One of San Francisco Opera's favorite stage directors is Jose Maria Condemi. Along with being a frequent contributor to the San Francisco Opera stage, Jose Maria is also Artistic Director at Opera Santa Barbara and an advocate for young artists. This fall he directed Puccini's formidable "Tosca" staring not one, but two alternating casts in the production. Amid his busy schedule, Jose Maria took some time to answer our Five Questions. Take a read and see how one handles breathing new life into old productions, advice for young performances and where to get great BBQ in San Francisco.
Posted: 11/27/2012 by
San Francisco Opera
How did you come to work on Moby-Dick and what was the early process?
We were getting ready to premiere Three Decembers
in Houston (2008) and very close to the end of the process when Jake and Gene approached me about Moby-Dick.
It was impossible for me to say no the challenge of staging Moby Dick, but even harder to pass up the opportunity to work with Jake and Gene again. Nothing had been written at that point, so I was part of the project from the very beginning and the three of us worked through it as a team.
I work on a lot of new pieces, and I’m often with them from the start.
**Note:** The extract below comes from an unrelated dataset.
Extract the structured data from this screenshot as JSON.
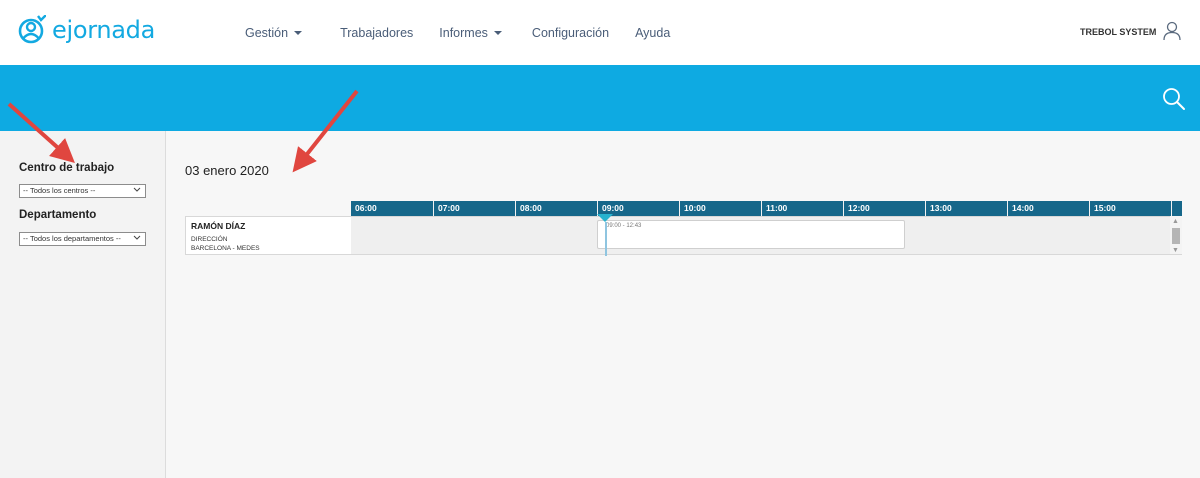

In this particular process with Moby-Dick
, we all found our way through this massive book together, looking at it from three distinct points of view: Gene the words, Jake the music, and me concentrating on the structure of the story.
Posted: 10/18/2012 by
Leonard Foglia (Director, Moby-Dick)
"I quite enjoy trying to understand the personality of the performer." –Harry Silverstein, Rigoletto
Posted: 09/24/2012 by
San Francisco Opera
An intriguing invitation was posted in this Tweet by SF Opera
on May 29, 2012:“Are you an #opera curious power Tweeter? Apply for a Tweet Seat at dress rehearsal of
Nixon in China, June 5, 2pm pls RT”
When I read the tweet, I had already purchased my ticket to see Nixon in China
on opening night. This unexpected invitation inspired me to see if I could use my iPad to capture my experience of Nixon in China
and share my impressions with the SF Opera community and the Twitterverse.
Posted: 06/25/2012 by
David Newman (artist and Nixon in China Tweeter)
“What do you mean when we spin Nixon on the banquet table?” My head cocked to one side the way my dog Earl’s does when I ask him to do something new.
For at least seven rehearsal meetings my “Supers” table partner and I had been practicing the choreographed banquet scene for Nixon in China. The table is at least five feet in diameter.
Posted: 06/21/2012 by
Tess Uriza Holthe (Super, Nixon in China)